▶ [EXERCISE BRIEF] The word to look for is "Manage". Report every line of the entries below that has it.

Items from an interface collection
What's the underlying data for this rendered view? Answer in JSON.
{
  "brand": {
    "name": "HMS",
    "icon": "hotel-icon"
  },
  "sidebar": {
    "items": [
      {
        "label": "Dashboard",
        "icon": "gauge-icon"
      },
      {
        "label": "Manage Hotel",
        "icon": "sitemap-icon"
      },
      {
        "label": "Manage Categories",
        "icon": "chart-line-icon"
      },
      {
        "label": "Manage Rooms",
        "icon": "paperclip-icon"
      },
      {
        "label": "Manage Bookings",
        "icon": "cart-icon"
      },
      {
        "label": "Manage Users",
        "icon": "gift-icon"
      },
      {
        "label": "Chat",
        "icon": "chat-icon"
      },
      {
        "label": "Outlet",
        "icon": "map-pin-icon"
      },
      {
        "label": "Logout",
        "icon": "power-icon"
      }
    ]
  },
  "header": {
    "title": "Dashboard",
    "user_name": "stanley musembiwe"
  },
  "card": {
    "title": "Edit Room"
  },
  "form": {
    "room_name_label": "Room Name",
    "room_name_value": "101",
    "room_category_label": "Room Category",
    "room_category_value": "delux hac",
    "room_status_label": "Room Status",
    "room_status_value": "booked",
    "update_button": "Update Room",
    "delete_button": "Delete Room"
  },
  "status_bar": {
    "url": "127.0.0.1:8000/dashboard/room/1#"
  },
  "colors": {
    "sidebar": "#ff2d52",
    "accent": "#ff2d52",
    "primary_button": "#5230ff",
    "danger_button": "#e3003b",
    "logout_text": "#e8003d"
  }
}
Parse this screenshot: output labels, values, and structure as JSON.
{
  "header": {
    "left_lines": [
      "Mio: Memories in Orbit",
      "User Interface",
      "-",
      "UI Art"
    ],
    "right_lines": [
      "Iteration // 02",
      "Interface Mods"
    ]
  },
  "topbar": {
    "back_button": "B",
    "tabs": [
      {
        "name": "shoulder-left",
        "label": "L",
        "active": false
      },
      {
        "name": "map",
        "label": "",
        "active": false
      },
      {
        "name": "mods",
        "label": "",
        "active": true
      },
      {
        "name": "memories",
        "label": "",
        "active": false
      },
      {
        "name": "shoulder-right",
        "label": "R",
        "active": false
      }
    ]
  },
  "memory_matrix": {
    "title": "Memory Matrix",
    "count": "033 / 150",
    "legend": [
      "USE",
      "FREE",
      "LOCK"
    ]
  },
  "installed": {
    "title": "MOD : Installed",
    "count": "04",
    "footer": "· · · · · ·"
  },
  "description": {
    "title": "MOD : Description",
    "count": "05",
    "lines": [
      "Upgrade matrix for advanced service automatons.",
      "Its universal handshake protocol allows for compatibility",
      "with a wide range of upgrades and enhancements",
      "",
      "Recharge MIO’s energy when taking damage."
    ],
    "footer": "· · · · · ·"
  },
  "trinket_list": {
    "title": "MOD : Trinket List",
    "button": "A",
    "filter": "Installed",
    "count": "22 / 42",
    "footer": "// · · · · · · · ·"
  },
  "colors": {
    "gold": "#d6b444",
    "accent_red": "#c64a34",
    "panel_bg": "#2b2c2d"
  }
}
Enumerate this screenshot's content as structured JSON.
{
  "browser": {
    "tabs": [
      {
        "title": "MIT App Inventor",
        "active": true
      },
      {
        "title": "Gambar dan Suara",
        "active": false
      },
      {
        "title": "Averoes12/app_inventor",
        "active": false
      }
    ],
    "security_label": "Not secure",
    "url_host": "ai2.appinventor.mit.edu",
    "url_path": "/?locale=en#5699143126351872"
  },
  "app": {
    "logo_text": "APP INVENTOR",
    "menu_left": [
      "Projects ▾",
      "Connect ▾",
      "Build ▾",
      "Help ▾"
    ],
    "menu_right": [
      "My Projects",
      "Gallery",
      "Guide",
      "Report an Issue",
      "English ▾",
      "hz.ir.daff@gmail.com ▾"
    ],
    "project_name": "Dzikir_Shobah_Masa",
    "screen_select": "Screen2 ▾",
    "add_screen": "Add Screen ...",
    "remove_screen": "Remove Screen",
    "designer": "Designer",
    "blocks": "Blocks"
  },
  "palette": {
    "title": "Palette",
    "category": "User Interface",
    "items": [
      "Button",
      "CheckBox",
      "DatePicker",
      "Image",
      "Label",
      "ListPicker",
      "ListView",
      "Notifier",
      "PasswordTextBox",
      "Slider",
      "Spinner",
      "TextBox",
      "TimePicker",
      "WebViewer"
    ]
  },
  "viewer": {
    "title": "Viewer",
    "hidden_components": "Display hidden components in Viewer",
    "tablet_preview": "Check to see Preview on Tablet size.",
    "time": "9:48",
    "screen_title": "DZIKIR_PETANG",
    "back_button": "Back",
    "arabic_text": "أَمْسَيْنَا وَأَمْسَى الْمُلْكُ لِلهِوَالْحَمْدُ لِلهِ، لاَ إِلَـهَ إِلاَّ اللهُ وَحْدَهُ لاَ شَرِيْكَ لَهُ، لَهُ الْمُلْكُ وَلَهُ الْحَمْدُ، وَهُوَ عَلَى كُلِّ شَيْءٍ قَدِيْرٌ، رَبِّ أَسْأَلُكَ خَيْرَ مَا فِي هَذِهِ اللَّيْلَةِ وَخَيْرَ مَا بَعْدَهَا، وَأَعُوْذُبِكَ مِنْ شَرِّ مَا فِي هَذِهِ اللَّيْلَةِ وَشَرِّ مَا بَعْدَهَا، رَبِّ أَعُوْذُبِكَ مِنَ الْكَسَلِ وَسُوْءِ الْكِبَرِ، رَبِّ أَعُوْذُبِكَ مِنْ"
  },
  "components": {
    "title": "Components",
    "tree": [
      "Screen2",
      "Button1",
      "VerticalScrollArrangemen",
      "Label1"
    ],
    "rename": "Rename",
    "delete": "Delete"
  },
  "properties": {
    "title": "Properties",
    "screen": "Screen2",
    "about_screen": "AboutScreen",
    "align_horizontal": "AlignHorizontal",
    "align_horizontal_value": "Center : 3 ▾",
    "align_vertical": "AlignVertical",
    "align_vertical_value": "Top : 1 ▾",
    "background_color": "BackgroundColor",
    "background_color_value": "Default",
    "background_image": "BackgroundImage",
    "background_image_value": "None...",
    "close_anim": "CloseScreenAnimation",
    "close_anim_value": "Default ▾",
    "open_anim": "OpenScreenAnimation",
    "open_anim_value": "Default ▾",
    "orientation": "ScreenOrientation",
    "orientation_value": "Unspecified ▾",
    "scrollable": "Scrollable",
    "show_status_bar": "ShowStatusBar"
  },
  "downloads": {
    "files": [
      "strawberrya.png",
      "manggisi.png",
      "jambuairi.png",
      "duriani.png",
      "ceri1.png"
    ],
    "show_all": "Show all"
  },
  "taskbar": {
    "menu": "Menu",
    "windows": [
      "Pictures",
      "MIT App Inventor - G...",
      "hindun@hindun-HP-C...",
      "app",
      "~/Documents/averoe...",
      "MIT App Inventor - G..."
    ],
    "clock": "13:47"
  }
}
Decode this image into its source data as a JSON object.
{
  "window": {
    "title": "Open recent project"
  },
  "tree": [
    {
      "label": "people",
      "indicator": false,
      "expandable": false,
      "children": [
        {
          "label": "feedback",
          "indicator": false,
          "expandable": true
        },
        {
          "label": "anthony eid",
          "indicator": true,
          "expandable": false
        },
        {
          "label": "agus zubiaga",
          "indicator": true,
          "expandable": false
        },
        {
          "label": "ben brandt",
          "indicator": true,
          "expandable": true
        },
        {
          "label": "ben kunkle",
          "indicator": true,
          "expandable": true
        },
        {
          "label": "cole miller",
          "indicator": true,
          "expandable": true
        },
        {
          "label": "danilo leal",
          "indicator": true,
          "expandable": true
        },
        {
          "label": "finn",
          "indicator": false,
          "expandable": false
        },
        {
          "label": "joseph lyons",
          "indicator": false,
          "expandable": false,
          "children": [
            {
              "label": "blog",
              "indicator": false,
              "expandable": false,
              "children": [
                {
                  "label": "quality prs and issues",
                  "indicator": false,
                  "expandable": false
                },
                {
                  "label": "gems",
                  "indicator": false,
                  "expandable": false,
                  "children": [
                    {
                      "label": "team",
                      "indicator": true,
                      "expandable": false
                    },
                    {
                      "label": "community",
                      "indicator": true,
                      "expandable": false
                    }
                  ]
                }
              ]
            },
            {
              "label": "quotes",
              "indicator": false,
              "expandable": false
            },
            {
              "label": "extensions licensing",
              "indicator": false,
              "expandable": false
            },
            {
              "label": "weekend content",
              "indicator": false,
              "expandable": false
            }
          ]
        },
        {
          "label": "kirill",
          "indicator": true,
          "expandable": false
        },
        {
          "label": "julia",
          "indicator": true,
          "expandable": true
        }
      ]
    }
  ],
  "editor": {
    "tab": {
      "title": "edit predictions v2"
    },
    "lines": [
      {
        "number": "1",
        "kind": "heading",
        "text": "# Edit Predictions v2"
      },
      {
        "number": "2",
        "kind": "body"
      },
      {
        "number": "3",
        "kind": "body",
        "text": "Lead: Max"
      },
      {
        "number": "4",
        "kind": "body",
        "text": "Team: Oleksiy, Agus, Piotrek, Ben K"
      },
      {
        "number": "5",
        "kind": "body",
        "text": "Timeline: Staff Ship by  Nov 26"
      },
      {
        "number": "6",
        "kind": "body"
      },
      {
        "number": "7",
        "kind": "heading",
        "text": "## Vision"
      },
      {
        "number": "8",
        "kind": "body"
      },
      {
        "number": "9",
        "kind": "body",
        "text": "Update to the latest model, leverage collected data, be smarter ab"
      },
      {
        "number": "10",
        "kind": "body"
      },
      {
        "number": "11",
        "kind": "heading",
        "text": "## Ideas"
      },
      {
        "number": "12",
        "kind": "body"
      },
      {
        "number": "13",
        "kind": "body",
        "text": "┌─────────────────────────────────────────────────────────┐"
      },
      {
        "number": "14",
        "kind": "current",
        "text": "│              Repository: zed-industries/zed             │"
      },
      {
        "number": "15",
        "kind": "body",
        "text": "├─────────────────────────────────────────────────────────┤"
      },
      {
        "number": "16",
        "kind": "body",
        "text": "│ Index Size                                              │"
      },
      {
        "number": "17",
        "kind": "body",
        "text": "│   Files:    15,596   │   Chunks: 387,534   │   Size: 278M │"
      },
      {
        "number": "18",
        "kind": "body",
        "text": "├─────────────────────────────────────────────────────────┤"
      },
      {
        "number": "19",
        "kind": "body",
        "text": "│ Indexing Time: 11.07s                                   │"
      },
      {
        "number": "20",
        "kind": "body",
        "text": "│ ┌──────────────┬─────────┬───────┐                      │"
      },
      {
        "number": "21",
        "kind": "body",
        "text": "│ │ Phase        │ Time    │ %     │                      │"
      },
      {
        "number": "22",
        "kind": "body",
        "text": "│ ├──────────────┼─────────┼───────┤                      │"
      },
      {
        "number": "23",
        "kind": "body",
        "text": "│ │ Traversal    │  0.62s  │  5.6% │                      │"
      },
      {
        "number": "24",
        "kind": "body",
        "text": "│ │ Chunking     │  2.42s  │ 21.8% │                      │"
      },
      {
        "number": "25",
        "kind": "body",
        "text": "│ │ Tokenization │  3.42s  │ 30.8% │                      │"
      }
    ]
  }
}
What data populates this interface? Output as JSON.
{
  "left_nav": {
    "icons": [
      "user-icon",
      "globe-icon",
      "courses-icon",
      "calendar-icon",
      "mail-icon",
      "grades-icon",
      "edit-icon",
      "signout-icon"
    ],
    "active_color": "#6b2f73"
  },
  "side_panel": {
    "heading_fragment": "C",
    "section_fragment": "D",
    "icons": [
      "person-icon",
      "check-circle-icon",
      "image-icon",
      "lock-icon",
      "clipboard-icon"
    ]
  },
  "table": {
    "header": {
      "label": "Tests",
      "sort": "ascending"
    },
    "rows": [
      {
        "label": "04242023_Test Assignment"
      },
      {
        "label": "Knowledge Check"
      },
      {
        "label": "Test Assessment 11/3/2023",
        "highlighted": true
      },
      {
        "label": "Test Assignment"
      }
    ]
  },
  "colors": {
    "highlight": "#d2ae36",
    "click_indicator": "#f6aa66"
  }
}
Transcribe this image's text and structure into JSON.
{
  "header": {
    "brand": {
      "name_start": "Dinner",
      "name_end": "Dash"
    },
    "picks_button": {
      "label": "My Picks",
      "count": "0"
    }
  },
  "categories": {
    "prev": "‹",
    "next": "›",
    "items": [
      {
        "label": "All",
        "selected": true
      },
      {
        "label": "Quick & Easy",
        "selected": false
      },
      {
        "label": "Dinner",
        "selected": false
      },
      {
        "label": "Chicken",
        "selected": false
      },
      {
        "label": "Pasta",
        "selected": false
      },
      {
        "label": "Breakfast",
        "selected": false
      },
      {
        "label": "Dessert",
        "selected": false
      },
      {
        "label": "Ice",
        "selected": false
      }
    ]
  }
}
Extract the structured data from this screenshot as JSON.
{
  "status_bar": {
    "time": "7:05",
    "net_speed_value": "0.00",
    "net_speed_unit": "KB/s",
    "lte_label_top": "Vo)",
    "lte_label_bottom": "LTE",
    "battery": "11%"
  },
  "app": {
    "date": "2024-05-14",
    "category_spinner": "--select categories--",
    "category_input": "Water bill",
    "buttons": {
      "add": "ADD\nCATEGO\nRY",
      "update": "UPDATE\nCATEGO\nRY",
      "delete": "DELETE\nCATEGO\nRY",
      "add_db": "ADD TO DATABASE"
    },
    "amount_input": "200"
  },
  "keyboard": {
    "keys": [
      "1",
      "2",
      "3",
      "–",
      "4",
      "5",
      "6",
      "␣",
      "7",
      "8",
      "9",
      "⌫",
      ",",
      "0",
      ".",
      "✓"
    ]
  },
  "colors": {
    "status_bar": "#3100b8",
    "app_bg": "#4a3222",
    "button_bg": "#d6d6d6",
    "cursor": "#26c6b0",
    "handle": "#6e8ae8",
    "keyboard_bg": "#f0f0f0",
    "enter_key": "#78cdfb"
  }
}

▶ [TASK OUTPUT]
        "label": "Manage Hotel",
        "label": "Manage Categories",
        "label": "Manage Rooms",
        "label": "Manage Bookings",
        "label": "Manage Users",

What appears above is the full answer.